A:

You are the owner of your 403(b). The financial institution just holds the assets on your behalf and facilitates your transactions.

For the assets they hold on your behalf, financial institutions generally provide certain protection against their own failure. If your account is held at a brokerage firm, your assets are protected under the Securities Investor Protection Corporation (SIPC). If your assets are held at a bank, your assets are protected under the Federal Deposit Insurance Corporation (FDIC). Protection is generally offered up to certain amounts. You should check with your financial institution regarding the amount of protection it provides. Most financial institutions offer brochures on the topic.

You may withdraw the assets from your 403(b) account only when you meet one of a list of requirements:

  • You become disabled.
  • You separate from service or from employment.
  • Your beneficiaries claim the amount upon your death.
  • You reach age 59.5.

Some 403(b) plans also allow you to withdraw amounts without meeting any of the above requirements if you experience certain financial hardships. Your employer or the plan provider should be able to tell you the requirements for receiving a hardship distribution.

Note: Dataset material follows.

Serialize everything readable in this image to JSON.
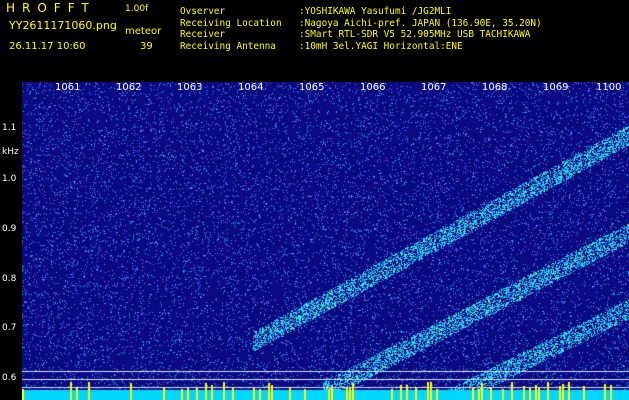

Assets that you remove from your 403(b) account that are not rolled over to an eligible retirement plan may no longer benefit from tax-deferred earnings. Also, assets that are no longer in the 403(b) account (that are not rolled over or transferred to another eligible retirement plan) are not offered protection from bankruptcy proceedings, attachment, or other legal process. 403(b) plans are generally offered this protection.

For more on distributing amounts from 403(b) plans, see our 403(b) Plans Tutorial.

This question was answered by Denise Appleby
(
Contact Denise)

RELATED FAQS

  1. What option strategies can I use to earn additional income when investing in the ...

    Discover how risk-averse investors need to build a retirement portfolio. The major factors are diversification and avoiding ...
  2. What agencies were created by the Glass-Steagall Act?

    Learn about the Glass-Steagall Act of 1933 that significantly reformed the banking industry, and specifically, what government ...
  3. What is fiduciary liability insurance, and what are its benefits?

    Understand what fiduciary liability insurance is, what companies or individuals can benefit from having it, and when it is ...
  4. What were the objectives of the Glass-Steagall Act?

    Learn about the original objectives of the1933 legislation known as the Glass-Steagall Act and how it affected the banking ...
RELATED TERMS
  1. Current Service Benefit

    The amount of pension benefit accrued by an employee who had ...
  2. Self Invested Personal Pension (SIPP)

    A tax-efficient retirement savings account available in Great ...
  3. Senior Move Manager

    Senior move managers (SMMs) help seniors downsize and relocate ...
  4. Advance Dividend

    An estimate of the present value of an asset being liquidated ...
  5. Asset Specialist

    A professional who is responsible for the management and disposition ...
  6. Appraised Equity Capital

    The excess of the market value of an asset over its book value. ...

You May Also Like

Related Articles
  1. Professionals

    5 Signs That You Have a Lousy 401(k) ...

  2. Entrepreneurship

    Why Small Business Owners Need Financial ...

  3. Professionals

    How the Robo-Advisors Differ (& How ...

  4. Professionals

    Target Date Funds: More Popular, Cheaper ...

  5. Mutual Funds & ETFs

    This Gold ETF is Fine for Traders, Not ...

Trading Center